Refining margins, also known as 'cracks', for jet fuel climbed as far as $15.21 a barrel over Dubai crude this week, levels not seen since mid-January.
"There is still a surplus of jet fuel in Asia, but it is the travelling season now and demand will be growing in the region, supporting the market," said a Singapore-based trader, declining to be identified as he was not authorised to speak with media.
"Many jet barrels from Asia usually go to the West Coast of the United States. And now there has been a major fire in one of the U.S. refineries. So, that might lead to more barrels heading west (from Asia), supporting the regional jet market even more."
Philadelphia Energy Solutions (PES) is looking to permanently shut its oil refinery in Pennsylvania, which is the largest and oldest on the U.S. East Coast, after a massive fire caused substantial damage to the complex.
The profit margins refiners make from producing jet fuel, which have surged about 18% over the last month, are currently at their strongest levels for this time of year since 2013, Refinitiv Eikon data showed.
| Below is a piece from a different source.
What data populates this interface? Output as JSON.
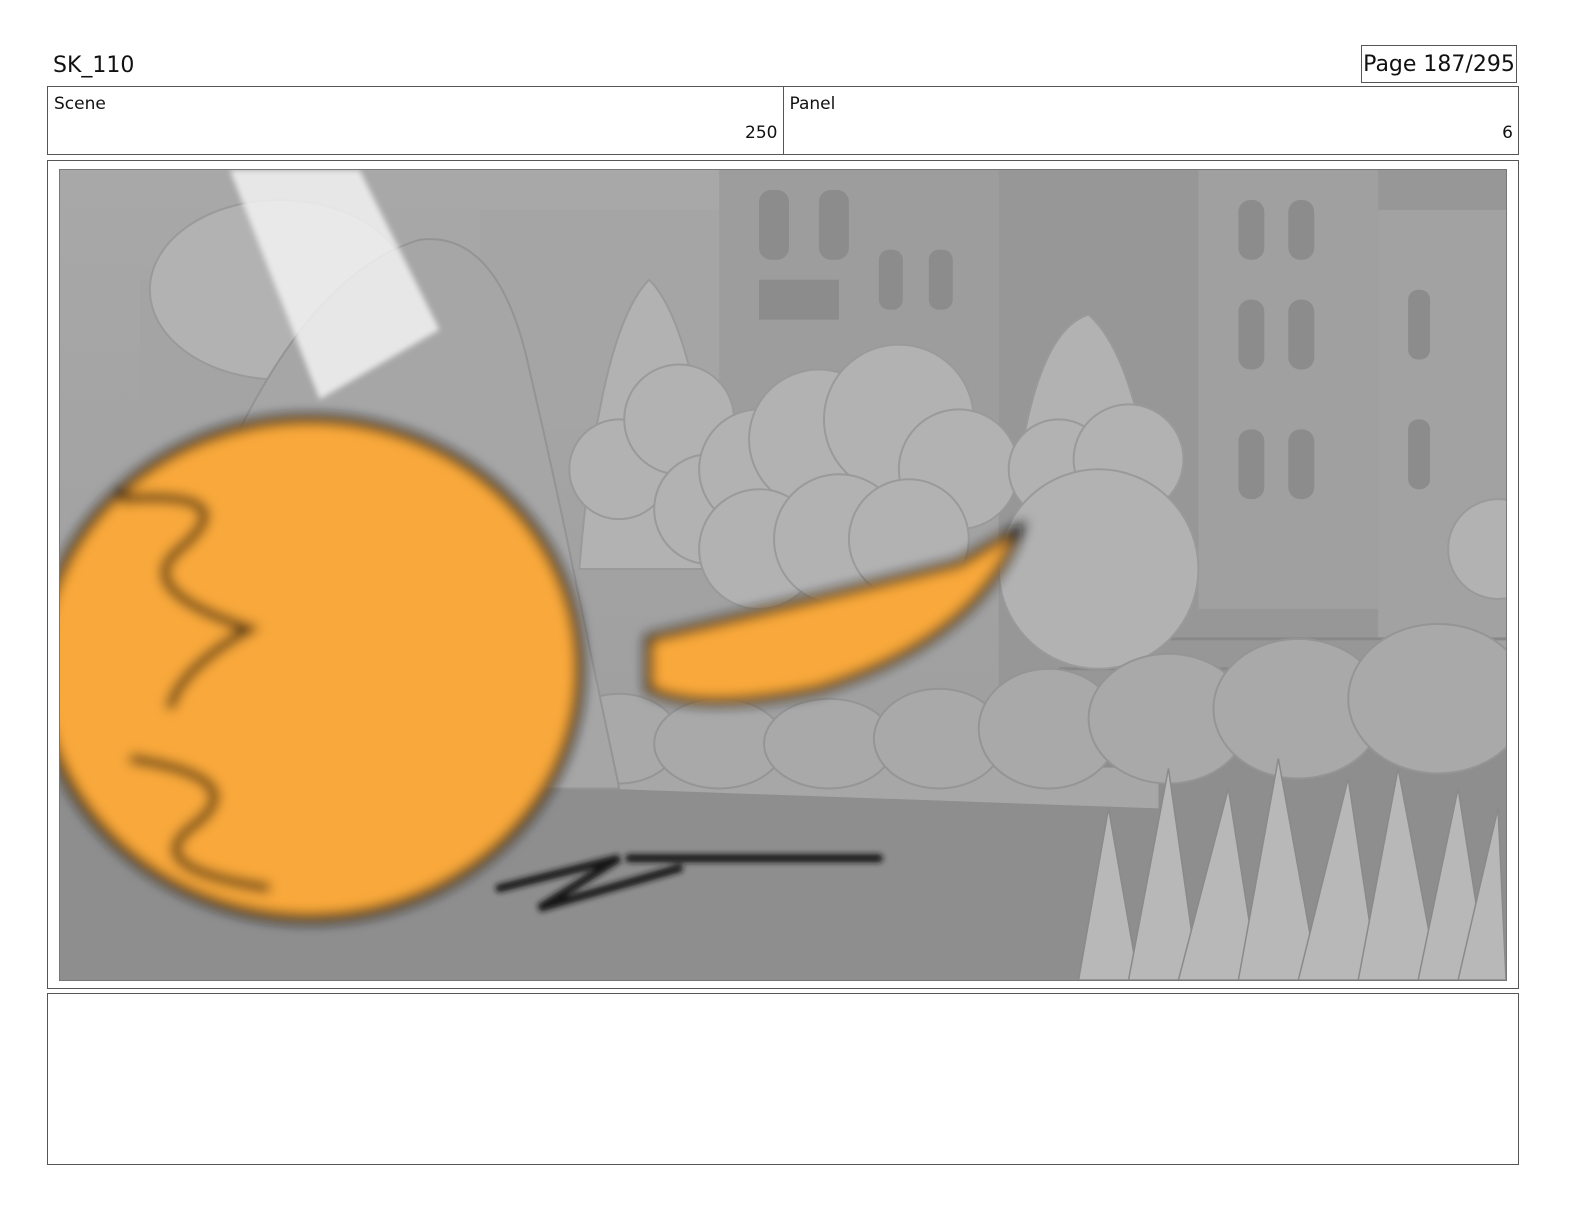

That is mainly due to an aviation sector that is booming on the back of regional economic growth, with new and expanded airports, cheap fares and increased route options for travellers.
Airlines in the Asia Pacific posted a 2.9% increase in April passenger demand this year, up from 2% growth in March, according to the latest available data from the International Air Transport Association (IATA).
However, air freight demand in the region has been hit hard by Sino-U.S. trade tensions. Demand for air freight in the area dropped 7.4% in April year-on-year, IATA data showed.
"Our expectations for a continued tightening of the crude market through H2 will support jet fuel. However, we note rising risks to the demand-side, with the U.S.-China trade war continuing to dent sentiment for Brent," said Richard Taylor, London-based analyst at Fitch Solutions.
"Amid a negative backdrop of slowing global growth, trade concerns must be monitored, as any material slowdown in industrial, manufacturing and trade activities over the coming weeks has the potential to negatively impact prices/margins."
Meanwhile, the front-month jet fuel time spread flipped into a narrow backwardated structure on Thursday to trade at a premium of 1 cent per barrel.
Backwardation, when the front-month contract is more expensive than subsequent months, makes it uneconomical to store a product, resulting in a drawdown in inventories. It is usually seen as a sign that a market is rebalancing and that prices are likely to head higher in future months.
(Reporting by Koustav Samanta; Editing by Joseph Radford)